Minister for Climate Change
Minister for the Environment, Heritage and Water
18 July 2013
Kowabunga!
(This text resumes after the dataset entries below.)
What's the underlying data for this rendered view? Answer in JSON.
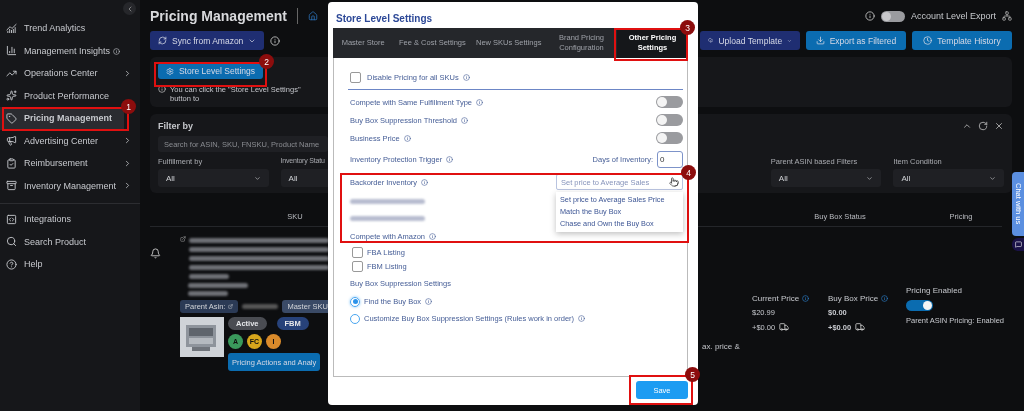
{
  "sidebar": {
    "items": [
      {
        "label": "Trend Analytics",
        "expandable": false,
        "info": false,
        "selected": false
      },
      {
        "label": "Management Insights",
        "expandable": false,
        "info": true,
        "selected": false
      },
      {
        "label": "Operations Center",
        "expandable": true,
        "info": false,
        "selected": false
      },
      {
        "label": "Product Performance",
        "expandable": false,
        "info": false,
        "selected": false
      },
      {
        "label": "Pricing Management",
        "expandable": false,
        "info": false,
        "selected": true
      },
      {
        "label": "Advertising Center",
        "expandable": true,
        "info": false,
        "selected": false
      },
      {
        "label": "Reimbursement",
        "expandable": true,
        "info": false,
        "selected": false
      },
      {
        "label": "Inventory Management",
        "expandable": true,
        "info": false,
        "selected": false
      }
    ],
    "footer_items": [
      {
        "label": "Integrations",
        "selected": false
      },
      {
        "label": "Search Product",
        "selected": false
      },
      {
        "label": "Help",
        "selected": false
      }
    ]
  },
  "header": {
    "title": "Pricing Management",
    "account_export": {
      "label": "Account Level Export",
      "on": false
    }
  },
  "toolbar": {
    "sync_button": "Sync from Amazon",
    "buttons": [
      {
        "label": "Upload Template",
        "kind": "dropdown"
      },
      {
        "label": "Export as Filtered",
        "kind": "export"
      },
      {
        "label": "Template History",
        "kind": "history"
      }
    ]
  },
  "settings_card": {
    "button": "Store Level Settings",
    "note": "You can click the \"Store Level Settings\" button to"
  },
  "filters": {
    "title": "Filter by",
    "search": {
      "placeholder": "Search for ASIN, SKU, FNSKU, Product Name"
    },
    "fields": [
      {
        "label": "Fulfillment by",
        "value": "All"
      },
      {
        "label": "Inventory Statu",
        "value": "All"
      },
      {
        "label": "Parent ASIN based Filters",
        "value": "All"
      },
      {
        "label": "Item Condition",
        "value": "All"
      }
    ]
  },
  "table": {
    "columns": [
      "SKU",
      "Buy Box Status",
      "Pricing"
    ],
    "row": {
      "parent_asin_label": "Parent Asin:",
      "master_sku": "Master SKU",
      "status": "Active",
      "fulfillment": "FBM",
      "badges": [
        {
          "text": "A",
          "color": "#3a9a5c"
        },
        {
          "text": "FC",
          "color": "#d6a51c"
        },
        {
          "text": "I",
          "color": "#d98a2b"
        }
      ],
      "action_button": "Pricing Actions and Analy",
      "trailing_text": "ax. price &",
      "current_price": {
        "label": "Current Price",
        "price": "$20.99",
        "shipping": "+$0.00"
      },
      "buy_box_price": {
        "label": "Buy Box Price",
        "price": "$0.00",
        "shipping": "+$0.00"
      },
      "pricing_enabled": {
        "label": "Pricing Enabled",
        "on": true,
        "note": "Parent ASIN Pricing: Enabled"
      }
    }
  },
  "modal": {
    "title": "Store Level Settings",
    "tabs": [
      {
        "label": "Master Store",
        "selected": false
      },
      {
        "label": "Fee & Cost Settings",
        "selected": false
      },
      {
        "label": "New SKUs Settings",
        "selected": false
      },
      {
        "label": "Brand Pricing Configuration",
        "selected": false
      },
      {
        "label": "Other Pricing Settings",
        "selected": true
      }
    ],
    "disable_all": {
      "label": "Disable Pricing for all SKUs",
      "checked": false
    },
    "toggles": [
      {
        "label": "Compete with Same Fulfillment Type",
        "on": false
      },
      {
        "label": "Buy Box Suppression Threshold",
        "on": false
      },
      {
        "label": "Business Price",
        "on": false
      }
    ],
    "inventory_protection": {
      "label": "Inventory Protection Trigger",
      "days_label": "Days of Inventory:",
      "days_value": "0"
    },
    "backorder": {
      "label": "Backorder Inventory",
      "placeholder": "Set price to Average Sales",
      "expanded": true,
      "options": [
        "Set price to Average Sales Price",
        "Match the Buy Box",
        "Chase and Own the Buy Box"
      ]
    },
    "compete_amazon": {
      "label": "Compete with Amazon",
      "options": [
        {
          "label": "FBA Listing",
          "checked": false
        },
        {
          "label": "FBM Listing",
          "checked": false
        }
      ]
    },
    "suppression": {
      "title": "Buy Box Suppression Settings",
      "options": [
        {
          "label": "Find the Buy Box",
          "selected": true
        },
        {
          "label": "Customize Buy Box Suppression Settings (Rules work in order)",
          "selected": false
        }
      ]
    },
    "save": "Save"
  },
  "annotations": [
    {
      "number": "1"
    },
    {
      "number": "2"
    },
    {
      "number": "3"
    },
    {
      "number": "4"
    },
    {
      "number": "5"
    }
  ],
  "chat": {
    "label": "Chat with us"
  }
}
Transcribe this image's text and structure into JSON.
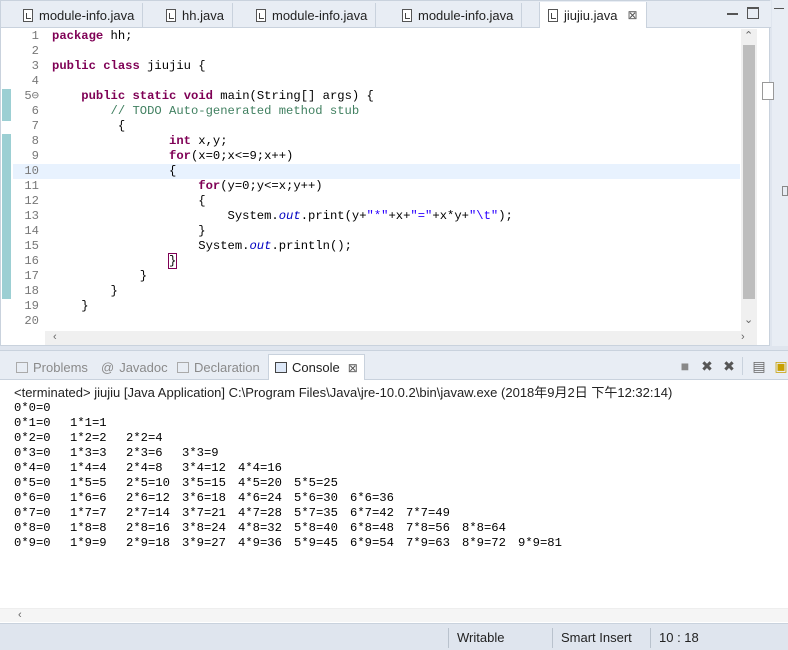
{
  "tabs": [
    {
      "label": "module-info.java"
    },
    {
      "label": "hh.java"
    },
    {
      "label": "module-info.java"
    },
    {
      "label": "module-info.java"
    },
    {
      "label": "jiujiu.java",
      "close": "⊠"
    }
  ],
  "editor": {
    "lines": [
      {
        "n": "1",
        "html": "<span class='kw'>package</span> hh;"
      },
      {
        "n": "2",
        "html": ""
      },
      {
        "n": "3",
        "html": "<span class='kw'>public</span> <span class='kw'>class</span> jiujiu {"
      },
      {
        "n": "4",
        "html": ""
      },
      {
        "n": "5⊖",
        "html": "    <span class='kw'>public</span> <span class='kw'>static</span> <span class='kw'>void</span> main(String[] args) {"
      },
      {
        "n": "6",
        "html": "        <span class='cm'>// TODO Auto-generated method stub</span>"
      },
      {
        "n": "7",
        "html": "         {"
      },
      {
        "n": "8",
        "html": "                <span class='kw'>int</span> x,y;"
      },
      {
        "n": "9",
        "html": "                <span class='kw'>for</span>(x=0;x<=9;x++)"
      },
      {
        "n": "10",
        "html": "                {"
      },
      {
        "n": "11",
        "html": "                    <span class='kw'>for</span>(y=0;y<=x;y++)"
      },
      {
        "n": "12",
        "html": "                    {"
      },
      {
        "n": "13",
        "html": "                        System.<span class='fl'>out</span>.print(y+<span class='st'>\"*\"</span>+x+<span class='st'>\"=\"</span>+x*y+<span class='st'>\"\\t\"</span>);"
      },
      {
        "n": "14",
        "html": "                    }"
      },
      {
        "n": "15",
        "html": "                    System.<span class='fl'>out</span>.println();"
      },
      {
        "n": "16",
        "html": "                <span style='outline:1px solid #7f0055'>}</span>"
      },
      {
        "n": "17",
        "html": "            }"
      },
      {
        "n": "18",
        "html": "        }"
      },
      {
        "n": "19",
        "html": "    }"
      },
      {
        "n": "20",
        "html": ""
      }
    ]
  },
  "console_tabs": [
    {
      "label": "Problems"
    },
    {
      "label": "Javadoc"
    },
    {
      "label": "Declaration"
    },
    {
      "label": "Console",
      "close": "⊠"
    }
  ],
  "console": {
    "status": "<terminated> jiujiu [Java Application] C:\\Program Files\\Java\\jre-10.0.2\\bin\\javaw.exe (2018年9月2日 下午12:32:14)",
    "output": "0*0=0\n0*1=0\t1*1=1\n0*2=0\t1*2=2\t2*2=4\n0*3=0\t1*3=3\t2*3=6\t3*3=9\n0*4=0\t1*4=4\t2*4=8\t3*4=12\t4*4=16\n0*5=0\t1*5=5\t2*5=10\t3*5=15\t4*5=20\t5*5=25\n0*6=0\t1*6=6\t2*6=12\t3*6=18\t4*6=24\t5*6=30\t6*6=36\n0*7=0\t1*7=7\t2*7=14\t3*7=21\t4*7=28\t5*7=35\t6*7=42\t7*7=49\n0*8=0\t1*8=8\t2*8=16\t3*8=24\t4*8=32\t5*8=40\t6*8=48\t7*8=56\t8*8=64\n0*9=0\t1*9=9\t2*9=18\t3*9=27\t4*9=36\t5*9=45\t6*9=54\t7*9=63\t8*9=72\t9*9=81"
  },
  "statusbar": {
    "writable": "Writable",
    "insert_mode": "Smart Insert",
    "position": "10 : 18"
  }
}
A lucky green sea turtle was released off The Strand in Townsville today by Federal Environment Minister Mark Butler following its solar-powered ‘hydro’ treatment at the Great Barrier Reef Marine Park Authority’s Reef HQ Aquarium turtle hospital.
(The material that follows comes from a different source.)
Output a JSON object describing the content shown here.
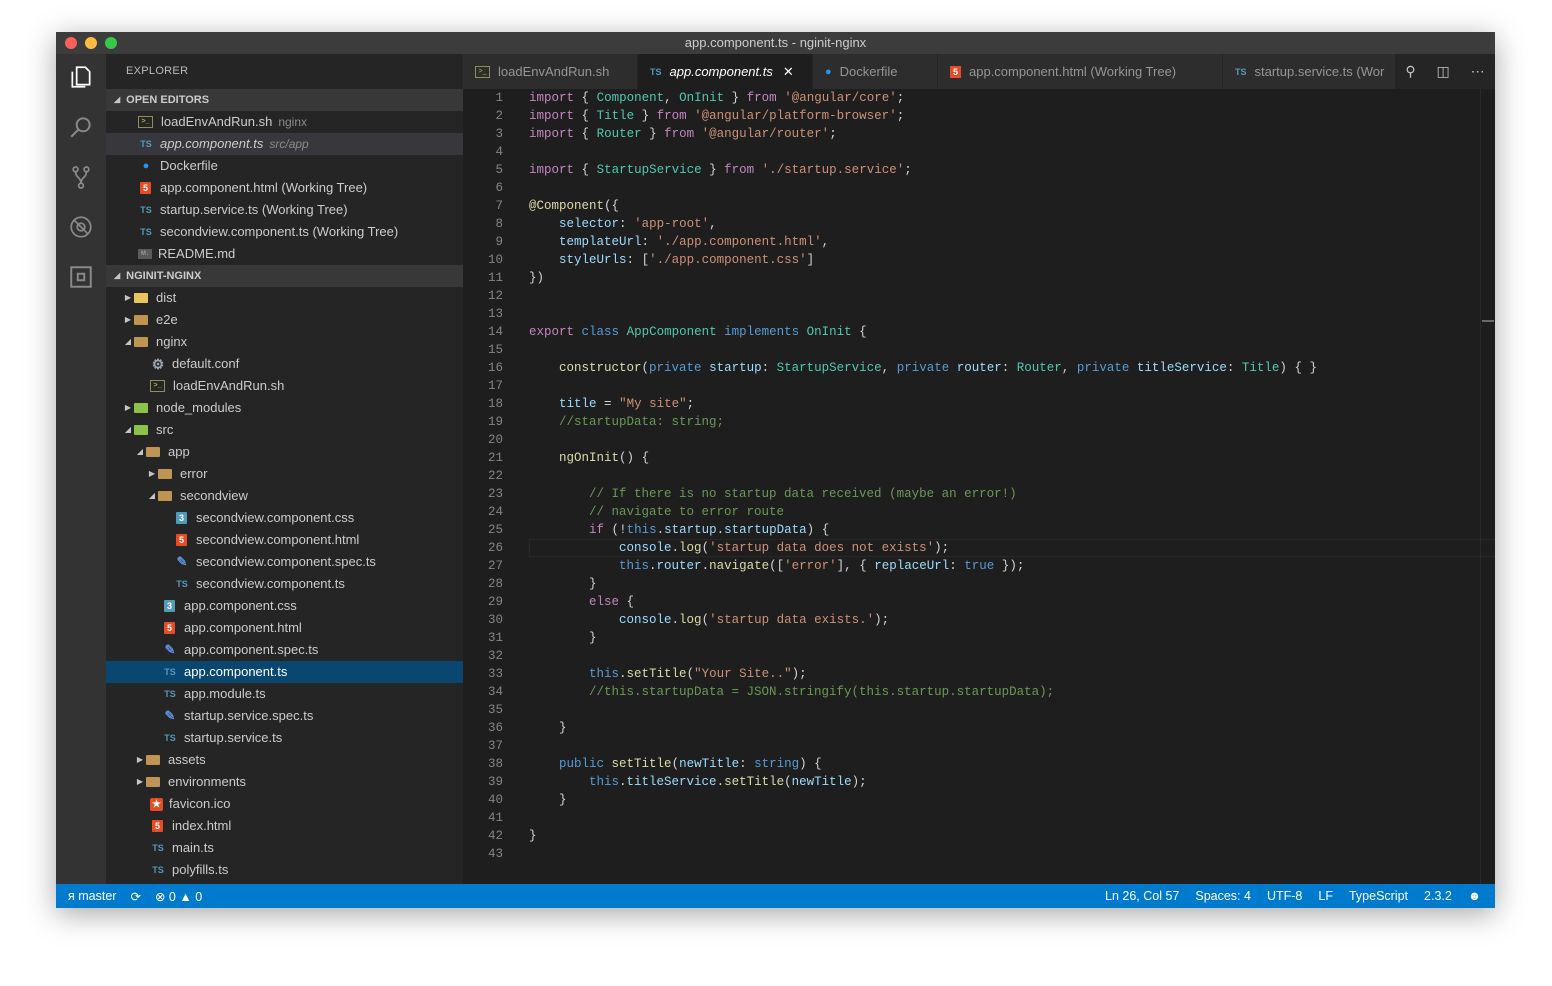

‘Kobi’ was brought to the turtle hospital on 15 May this year after Balgal Beach locals reported that the animal was having difficulty diving.
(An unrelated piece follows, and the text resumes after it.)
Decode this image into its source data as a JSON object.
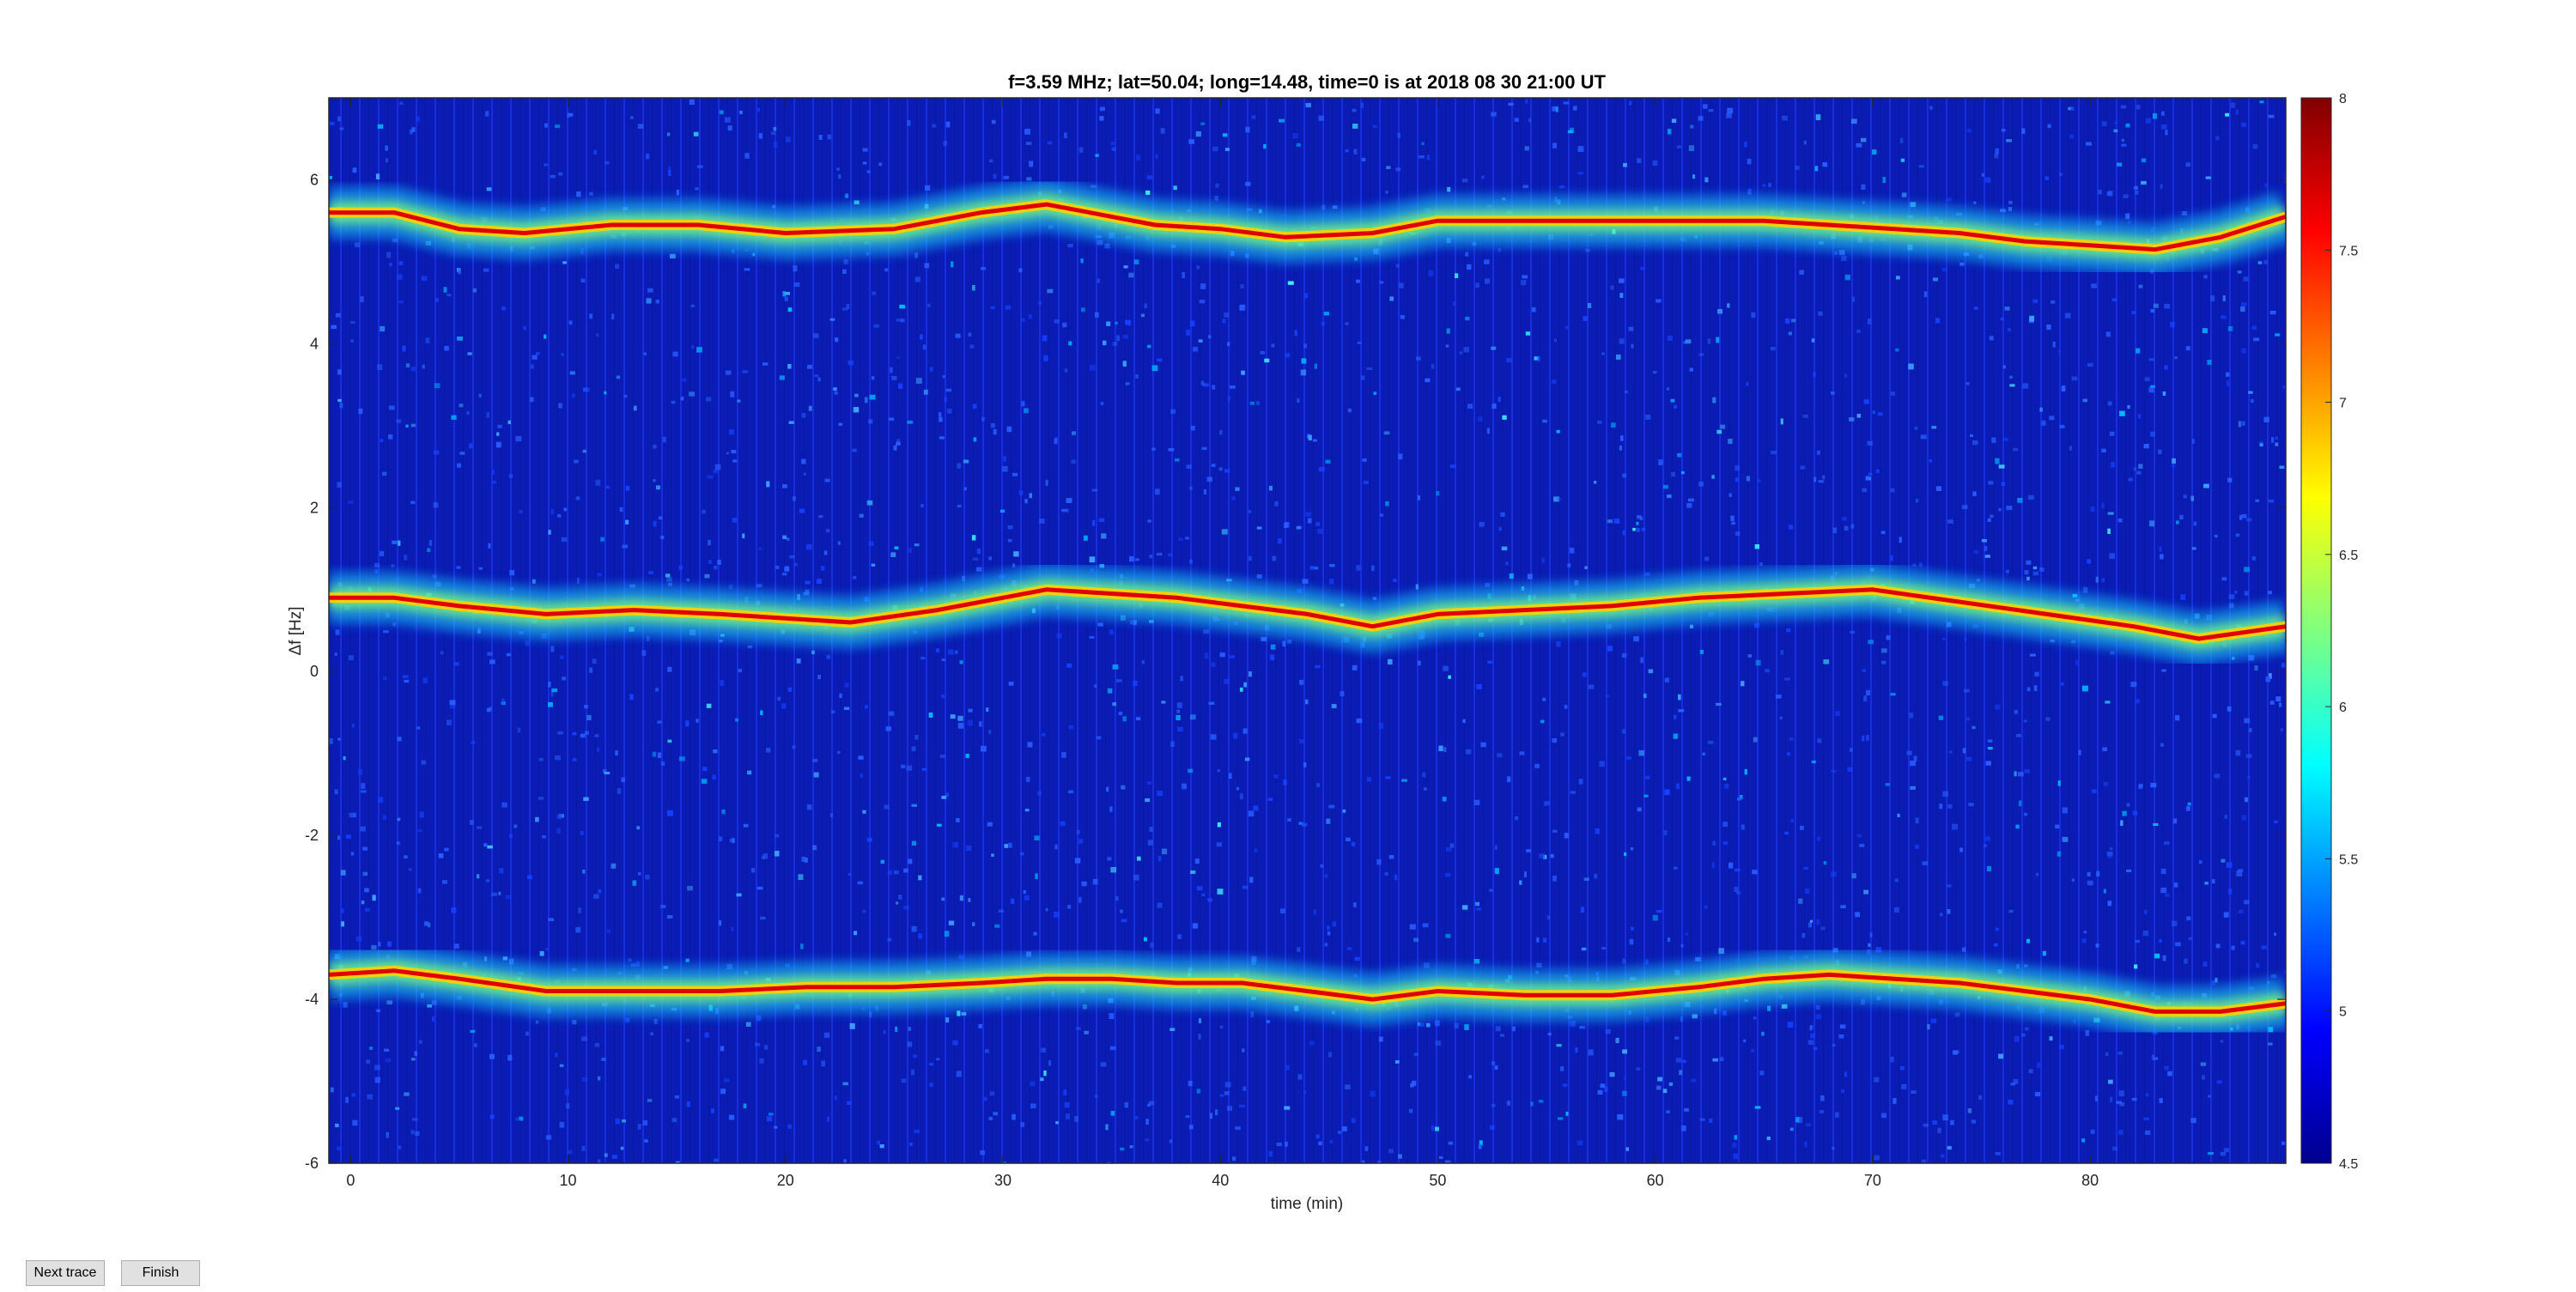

Mr Butler said Kobi had recovered well thanks to the special care and rehabilitation, including an immune-boosting warm bath in a treatment tank at the turtle hospital, which has cared for 152 turtles to date, with many of these returning to the wild after significant recovery.
“It is fantastic for us to see first-hand how Reef HQ Aquarium’s turtle hospital benefits these protected and iconic species of the Great Barrier Reef.
“A strong and vibrant turtle community is very important to the Great Barrier Reef and to see a rehabilitated animal return to the Marine Park is very satisfying”.
During Kobi’s recovery at the turtle hospital, Reef HQ Aquarium reached a new environmental milestone with an expansion of its solar power project by an additional 44 kilowatts, taking the rooftop photovoltaic system to 205kw (kilowatts) and over 1,511 square metres of solar panels.
Mr Butler said with funding of $1.3 million from the Labor Government for the roof mounted solar power system, it was one of the country’s largest and was helping to minimise the aquarium’s energy use and carbon footprint.
“Reef HQ Aquarium is a ‘Climate Action Business’ and is the only tourism attraction in Queensland that is a registered solar power station under the Australian Government’s Clean Energy Regulator,” Mr Butler said.
“The state-of-the-art solar power system is producing enough energy to offset between 25 and 30 per cent of the aquarium’s overall energy needs or enough to power 49 Queensland homes.
“This amounts to a 360 tonne reduction in carbon pollution per year”.
“Based on past usage rates, the energy produced by the solar power system should offset the aquarium’s energy needs by up to 100 per cent during the winter months.
Mr Butler said the use of renewable energy such as Reef HQ Aquariums solar power systems were vital to reducing our impact on the environment and acting on climate change.
“Here in Queensland, it is imperative we adopt sustainable practices to protect the environment including the Great Barrier Reef,” Mr Butler said.
“Due to climate change, we have seen rising ocean temperatures and an increase in extreme weather events, such as the Queensland summer floods in ’08, ’09 and ‘10 that have severely impacted the Reef and all of its animals.
“We must protect one of our greatest natural assets, remembering that visitors contributed almost $6.2 billion to the economy last year and 120,000 Australian jobs are dependent on the long-term future of the reef.
“A smooth transition to an emissions trading scheme in 2014 will ensure we move towards more sustainable practices with some of our biggest polluters.”